For “Everything Everywhere,” I gave this as the best-case scenario:
It wins Producers Guild on Saturday and SAG ensemble on Sunday to give it a formidable trifecta with the Directors Guild Award it already won. And if it wants to rub it in, supporting-actor lock Ke Huy Quan is joined in the SAG winners’ circle when Michelle Yeoh scores an upset over Cate Blanchett and Jamie Lee Curtis does the same over Angela Bassett or Kerry Condon.
I didn’t expect it to check off everything on that list, but it did. Because everything seems to be the operative word with this movie — and increasingly, the theme of this awards season.
In the SAG Awards TV categories, meanwhile, there were a few surprises and a handful of mixed messages. The final season of “Ozark” got a nice sendoff in the form of an acting award for Jason Bateman, which meant that the final season of “Better Call Saul” didn’t get any parting gifts. “The Bear” proved to be a newcomer to reckon with by virtue of its win for Jeremy Allen White, but other prizes went to familiar shows including “Abbott Elementary,” “Hacks” and “The White Lotus,” which seems to be surviving its move from limited series to drama series quite nicely.
And Jessica Chastain’s win for the limited series “George & Tammy” may have been a sign that the calendar has flipped, and that Amanda Seyfried can stop winning for “The Dropout” now that the one-year anniversary of its premiere nears.
But we’re months away from knowing if any of those TV awards will be duplicated at the 2023 Emmys. For now, the big news from the SAG Awards was that it means for the awards show that’s taking place in two weeks.

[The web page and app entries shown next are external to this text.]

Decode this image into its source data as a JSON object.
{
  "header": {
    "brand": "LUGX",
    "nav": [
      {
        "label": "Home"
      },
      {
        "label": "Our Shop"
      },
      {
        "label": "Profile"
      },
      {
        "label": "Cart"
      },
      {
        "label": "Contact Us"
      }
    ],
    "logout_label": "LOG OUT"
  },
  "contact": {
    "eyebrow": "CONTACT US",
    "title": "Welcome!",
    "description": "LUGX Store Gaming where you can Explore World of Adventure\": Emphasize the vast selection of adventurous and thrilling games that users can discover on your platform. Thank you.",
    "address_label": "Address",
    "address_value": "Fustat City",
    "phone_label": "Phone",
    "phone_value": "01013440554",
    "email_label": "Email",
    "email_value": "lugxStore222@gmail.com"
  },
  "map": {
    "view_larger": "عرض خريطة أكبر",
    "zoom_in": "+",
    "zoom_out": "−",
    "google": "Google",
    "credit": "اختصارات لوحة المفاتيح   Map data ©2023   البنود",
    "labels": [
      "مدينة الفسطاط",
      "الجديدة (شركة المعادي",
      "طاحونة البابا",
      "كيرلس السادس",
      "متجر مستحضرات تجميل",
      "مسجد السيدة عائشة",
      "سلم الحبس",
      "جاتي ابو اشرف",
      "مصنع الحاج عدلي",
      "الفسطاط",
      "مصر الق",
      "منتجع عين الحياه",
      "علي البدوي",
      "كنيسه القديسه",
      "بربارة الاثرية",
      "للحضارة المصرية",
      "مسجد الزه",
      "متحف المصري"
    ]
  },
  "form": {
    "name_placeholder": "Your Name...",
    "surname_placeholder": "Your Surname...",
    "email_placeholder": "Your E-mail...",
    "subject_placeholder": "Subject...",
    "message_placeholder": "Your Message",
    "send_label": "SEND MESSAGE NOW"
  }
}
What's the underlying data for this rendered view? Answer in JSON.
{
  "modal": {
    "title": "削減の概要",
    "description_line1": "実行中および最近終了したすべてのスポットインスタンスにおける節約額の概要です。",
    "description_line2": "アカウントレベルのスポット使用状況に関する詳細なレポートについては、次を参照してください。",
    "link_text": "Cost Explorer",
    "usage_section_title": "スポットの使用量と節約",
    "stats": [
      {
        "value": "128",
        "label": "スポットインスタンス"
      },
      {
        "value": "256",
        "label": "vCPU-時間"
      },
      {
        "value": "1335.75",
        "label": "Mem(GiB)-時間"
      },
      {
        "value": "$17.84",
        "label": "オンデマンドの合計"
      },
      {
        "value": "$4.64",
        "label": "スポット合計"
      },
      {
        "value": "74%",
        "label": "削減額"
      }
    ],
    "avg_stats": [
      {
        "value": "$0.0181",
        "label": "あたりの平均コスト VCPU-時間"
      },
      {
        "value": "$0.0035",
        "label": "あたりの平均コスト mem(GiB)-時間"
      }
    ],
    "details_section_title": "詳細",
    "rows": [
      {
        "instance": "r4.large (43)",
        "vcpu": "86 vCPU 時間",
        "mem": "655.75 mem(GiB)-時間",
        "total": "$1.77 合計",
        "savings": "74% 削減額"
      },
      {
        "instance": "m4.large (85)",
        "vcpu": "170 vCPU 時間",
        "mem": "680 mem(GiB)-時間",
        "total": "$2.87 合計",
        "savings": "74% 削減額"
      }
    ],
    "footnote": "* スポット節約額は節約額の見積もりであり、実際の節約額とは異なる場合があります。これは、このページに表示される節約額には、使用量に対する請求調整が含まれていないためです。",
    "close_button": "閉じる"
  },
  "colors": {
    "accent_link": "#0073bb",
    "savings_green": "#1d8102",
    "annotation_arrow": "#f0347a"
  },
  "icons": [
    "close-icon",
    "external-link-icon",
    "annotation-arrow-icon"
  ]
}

And that awards race is now pointing toward a crazy little movie that looks more formidable by the day.